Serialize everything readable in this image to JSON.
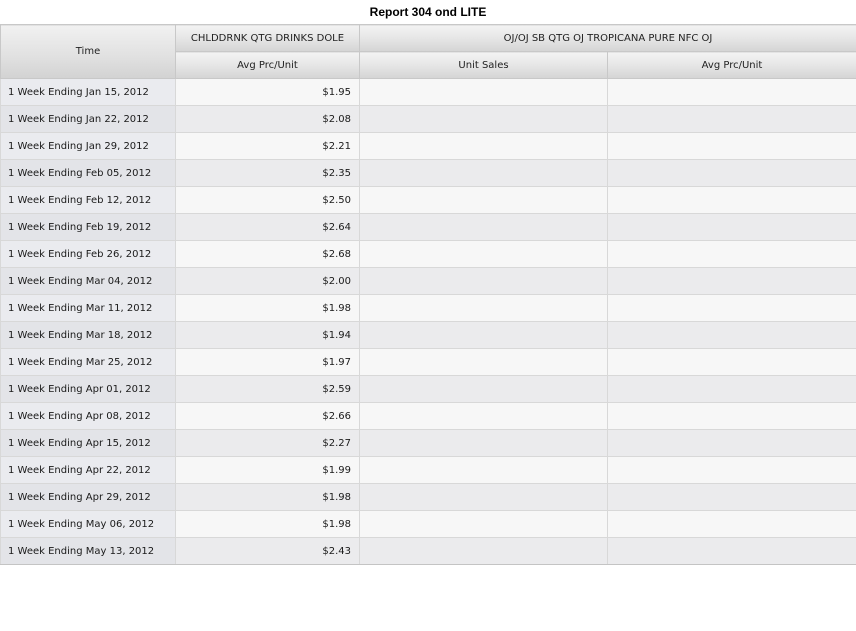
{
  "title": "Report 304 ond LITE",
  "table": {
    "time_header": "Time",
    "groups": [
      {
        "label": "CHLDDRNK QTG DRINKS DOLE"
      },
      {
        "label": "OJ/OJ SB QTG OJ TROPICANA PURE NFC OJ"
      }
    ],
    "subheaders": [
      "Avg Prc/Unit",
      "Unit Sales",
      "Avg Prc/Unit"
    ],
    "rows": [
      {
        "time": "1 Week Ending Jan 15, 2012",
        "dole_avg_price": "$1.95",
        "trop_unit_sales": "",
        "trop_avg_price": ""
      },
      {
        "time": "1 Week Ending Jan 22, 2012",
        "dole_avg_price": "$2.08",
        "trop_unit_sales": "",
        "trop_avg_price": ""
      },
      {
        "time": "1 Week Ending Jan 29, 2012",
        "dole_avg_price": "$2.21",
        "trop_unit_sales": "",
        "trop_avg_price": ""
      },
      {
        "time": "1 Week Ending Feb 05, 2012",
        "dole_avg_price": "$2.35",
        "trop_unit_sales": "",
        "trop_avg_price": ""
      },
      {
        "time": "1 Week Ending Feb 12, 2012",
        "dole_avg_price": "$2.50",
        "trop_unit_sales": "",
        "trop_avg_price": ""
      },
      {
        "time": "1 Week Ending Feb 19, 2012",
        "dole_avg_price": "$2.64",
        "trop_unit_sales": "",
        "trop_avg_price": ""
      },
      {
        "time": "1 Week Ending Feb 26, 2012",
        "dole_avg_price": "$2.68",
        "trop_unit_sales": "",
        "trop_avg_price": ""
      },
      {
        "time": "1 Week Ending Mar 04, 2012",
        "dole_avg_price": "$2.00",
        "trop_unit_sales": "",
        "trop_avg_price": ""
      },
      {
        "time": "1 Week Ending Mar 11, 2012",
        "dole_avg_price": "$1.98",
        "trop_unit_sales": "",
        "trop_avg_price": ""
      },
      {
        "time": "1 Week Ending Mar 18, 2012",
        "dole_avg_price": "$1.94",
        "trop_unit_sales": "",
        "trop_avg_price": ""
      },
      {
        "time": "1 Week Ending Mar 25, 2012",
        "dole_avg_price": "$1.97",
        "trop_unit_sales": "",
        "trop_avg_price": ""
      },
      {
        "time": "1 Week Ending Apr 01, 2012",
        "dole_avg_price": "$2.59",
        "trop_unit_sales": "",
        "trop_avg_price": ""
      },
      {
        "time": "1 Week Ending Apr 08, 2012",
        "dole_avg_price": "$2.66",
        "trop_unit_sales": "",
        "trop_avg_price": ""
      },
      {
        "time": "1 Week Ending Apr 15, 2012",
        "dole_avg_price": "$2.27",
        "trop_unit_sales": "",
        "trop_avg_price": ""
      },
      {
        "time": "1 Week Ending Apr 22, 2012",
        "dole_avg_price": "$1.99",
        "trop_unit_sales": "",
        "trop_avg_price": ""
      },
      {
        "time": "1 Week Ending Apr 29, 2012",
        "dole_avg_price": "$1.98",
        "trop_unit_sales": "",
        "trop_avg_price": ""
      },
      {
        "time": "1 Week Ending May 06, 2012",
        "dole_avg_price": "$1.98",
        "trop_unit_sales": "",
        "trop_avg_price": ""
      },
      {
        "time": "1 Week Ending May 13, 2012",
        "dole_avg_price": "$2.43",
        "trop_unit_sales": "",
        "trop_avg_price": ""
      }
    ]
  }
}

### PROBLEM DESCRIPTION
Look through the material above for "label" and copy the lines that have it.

### SOLUTION TO THIS TASK
        "label": "CHLDDRNK QTG DRINKS DOLE"
        "label": "OJ/OJ SB QTG OJ TROPICANA PURE NFC OJ"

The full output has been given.